[[ Available data open ]]
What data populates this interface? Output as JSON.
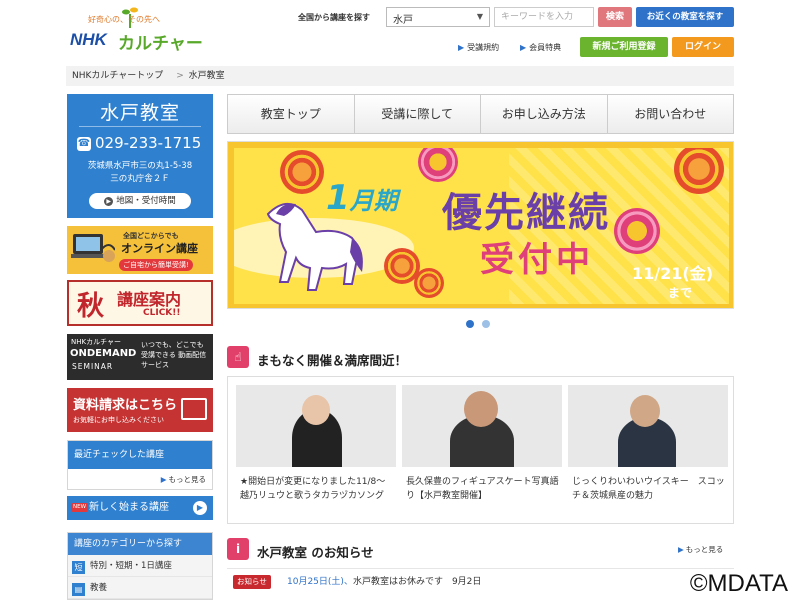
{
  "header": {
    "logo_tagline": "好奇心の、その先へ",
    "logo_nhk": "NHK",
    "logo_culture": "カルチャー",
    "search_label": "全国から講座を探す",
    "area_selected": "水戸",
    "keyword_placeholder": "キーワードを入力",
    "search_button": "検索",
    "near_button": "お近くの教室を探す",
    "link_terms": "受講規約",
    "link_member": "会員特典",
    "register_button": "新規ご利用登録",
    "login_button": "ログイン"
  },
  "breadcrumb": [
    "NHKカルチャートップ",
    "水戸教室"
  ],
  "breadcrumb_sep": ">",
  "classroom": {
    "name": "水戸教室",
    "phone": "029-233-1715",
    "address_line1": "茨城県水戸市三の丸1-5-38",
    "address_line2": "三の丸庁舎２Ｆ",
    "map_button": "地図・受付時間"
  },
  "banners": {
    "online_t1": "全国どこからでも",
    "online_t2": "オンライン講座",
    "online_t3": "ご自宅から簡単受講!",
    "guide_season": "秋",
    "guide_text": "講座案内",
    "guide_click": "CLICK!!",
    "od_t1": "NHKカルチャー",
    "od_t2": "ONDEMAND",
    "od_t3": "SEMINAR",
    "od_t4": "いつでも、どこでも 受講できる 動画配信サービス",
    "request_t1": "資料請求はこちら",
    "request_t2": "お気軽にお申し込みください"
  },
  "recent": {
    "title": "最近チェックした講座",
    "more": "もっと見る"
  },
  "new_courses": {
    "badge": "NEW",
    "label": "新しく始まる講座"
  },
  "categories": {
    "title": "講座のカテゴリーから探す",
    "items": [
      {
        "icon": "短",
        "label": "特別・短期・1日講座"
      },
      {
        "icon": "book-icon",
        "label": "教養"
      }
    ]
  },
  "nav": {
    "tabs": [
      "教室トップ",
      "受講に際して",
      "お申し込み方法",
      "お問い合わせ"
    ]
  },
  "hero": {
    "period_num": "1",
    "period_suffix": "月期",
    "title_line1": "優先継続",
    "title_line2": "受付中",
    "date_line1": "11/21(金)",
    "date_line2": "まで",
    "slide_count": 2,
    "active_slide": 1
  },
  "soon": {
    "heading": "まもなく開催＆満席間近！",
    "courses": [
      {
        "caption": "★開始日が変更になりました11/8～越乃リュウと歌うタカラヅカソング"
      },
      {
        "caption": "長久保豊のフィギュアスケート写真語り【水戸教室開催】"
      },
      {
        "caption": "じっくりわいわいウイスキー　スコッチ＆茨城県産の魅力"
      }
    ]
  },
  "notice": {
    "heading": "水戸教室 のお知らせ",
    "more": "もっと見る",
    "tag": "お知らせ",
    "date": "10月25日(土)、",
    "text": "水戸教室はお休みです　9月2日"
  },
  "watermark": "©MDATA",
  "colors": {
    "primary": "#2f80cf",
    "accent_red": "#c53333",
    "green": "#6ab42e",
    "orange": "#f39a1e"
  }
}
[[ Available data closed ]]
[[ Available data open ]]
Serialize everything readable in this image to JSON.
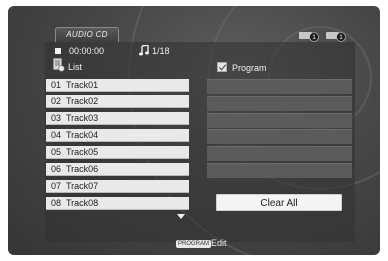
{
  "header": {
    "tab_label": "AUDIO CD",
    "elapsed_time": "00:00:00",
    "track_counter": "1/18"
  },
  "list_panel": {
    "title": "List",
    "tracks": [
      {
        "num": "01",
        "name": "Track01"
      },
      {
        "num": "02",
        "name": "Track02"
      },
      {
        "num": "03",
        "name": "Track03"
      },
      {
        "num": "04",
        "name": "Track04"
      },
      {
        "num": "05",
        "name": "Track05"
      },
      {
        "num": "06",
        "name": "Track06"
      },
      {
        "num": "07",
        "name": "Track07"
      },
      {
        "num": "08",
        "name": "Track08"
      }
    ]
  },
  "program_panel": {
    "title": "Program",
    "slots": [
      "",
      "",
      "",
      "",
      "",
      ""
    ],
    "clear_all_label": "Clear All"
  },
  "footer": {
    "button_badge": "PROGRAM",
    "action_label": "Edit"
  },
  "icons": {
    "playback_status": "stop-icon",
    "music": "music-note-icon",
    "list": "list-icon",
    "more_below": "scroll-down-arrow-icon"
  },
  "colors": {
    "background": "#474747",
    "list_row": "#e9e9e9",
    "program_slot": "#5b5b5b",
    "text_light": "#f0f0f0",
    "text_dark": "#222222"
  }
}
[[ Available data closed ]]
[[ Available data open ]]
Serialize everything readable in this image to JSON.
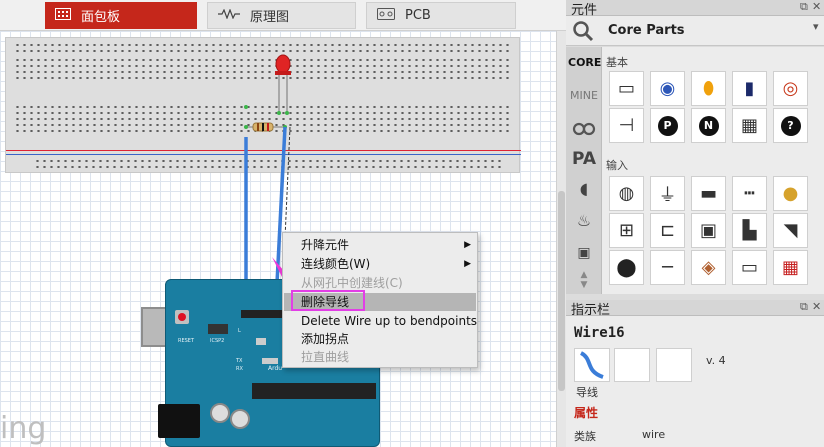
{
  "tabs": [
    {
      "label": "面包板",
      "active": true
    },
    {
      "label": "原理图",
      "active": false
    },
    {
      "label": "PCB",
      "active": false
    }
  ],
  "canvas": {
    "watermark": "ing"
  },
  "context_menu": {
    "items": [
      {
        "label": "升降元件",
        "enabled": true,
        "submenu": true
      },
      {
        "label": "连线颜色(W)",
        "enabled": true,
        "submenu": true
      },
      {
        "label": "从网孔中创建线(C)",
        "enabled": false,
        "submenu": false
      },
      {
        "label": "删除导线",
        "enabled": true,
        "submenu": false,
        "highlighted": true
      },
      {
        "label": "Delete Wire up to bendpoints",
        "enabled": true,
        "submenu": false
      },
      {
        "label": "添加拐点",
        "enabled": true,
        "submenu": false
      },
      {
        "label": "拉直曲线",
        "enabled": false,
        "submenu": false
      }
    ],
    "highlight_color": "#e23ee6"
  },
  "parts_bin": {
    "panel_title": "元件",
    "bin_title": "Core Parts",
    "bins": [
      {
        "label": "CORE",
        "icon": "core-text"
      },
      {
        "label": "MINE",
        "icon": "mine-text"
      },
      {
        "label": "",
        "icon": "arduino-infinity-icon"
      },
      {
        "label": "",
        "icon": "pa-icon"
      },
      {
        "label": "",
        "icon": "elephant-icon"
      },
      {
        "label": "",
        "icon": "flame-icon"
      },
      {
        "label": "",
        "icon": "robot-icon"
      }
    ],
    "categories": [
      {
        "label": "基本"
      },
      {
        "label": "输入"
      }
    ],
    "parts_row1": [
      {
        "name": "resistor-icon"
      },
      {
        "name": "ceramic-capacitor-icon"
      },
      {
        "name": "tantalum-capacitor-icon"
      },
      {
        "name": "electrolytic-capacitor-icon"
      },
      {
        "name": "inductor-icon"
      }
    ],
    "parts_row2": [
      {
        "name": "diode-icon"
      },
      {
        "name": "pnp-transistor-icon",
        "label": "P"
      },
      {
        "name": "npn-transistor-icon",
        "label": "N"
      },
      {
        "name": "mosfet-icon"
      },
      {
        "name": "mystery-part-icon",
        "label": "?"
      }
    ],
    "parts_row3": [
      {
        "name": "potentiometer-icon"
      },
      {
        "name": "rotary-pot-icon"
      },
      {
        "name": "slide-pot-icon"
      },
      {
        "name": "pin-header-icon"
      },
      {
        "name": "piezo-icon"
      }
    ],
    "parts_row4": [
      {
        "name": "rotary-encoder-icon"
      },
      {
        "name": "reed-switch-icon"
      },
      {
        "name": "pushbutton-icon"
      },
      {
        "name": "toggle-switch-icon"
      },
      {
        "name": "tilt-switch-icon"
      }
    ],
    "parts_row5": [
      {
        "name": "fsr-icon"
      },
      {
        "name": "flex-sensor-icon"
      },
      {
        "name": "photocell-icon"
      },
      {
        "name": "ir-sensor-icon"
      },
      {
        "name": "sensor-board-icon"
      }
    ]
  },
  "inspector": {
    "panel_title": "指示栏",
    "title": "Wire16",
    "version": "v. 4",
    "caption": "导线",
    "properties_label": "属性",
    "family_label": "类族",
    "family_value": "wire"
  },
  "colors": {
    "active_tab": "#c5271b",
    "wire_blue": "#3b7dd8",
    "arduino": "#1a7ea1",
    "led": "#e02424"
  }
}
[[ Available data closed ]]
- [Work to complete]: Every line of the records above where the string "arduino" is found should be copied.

- [Solution]:
        "icon": "arduino-infinity-icon"
    "arduino": "#1a7ea1",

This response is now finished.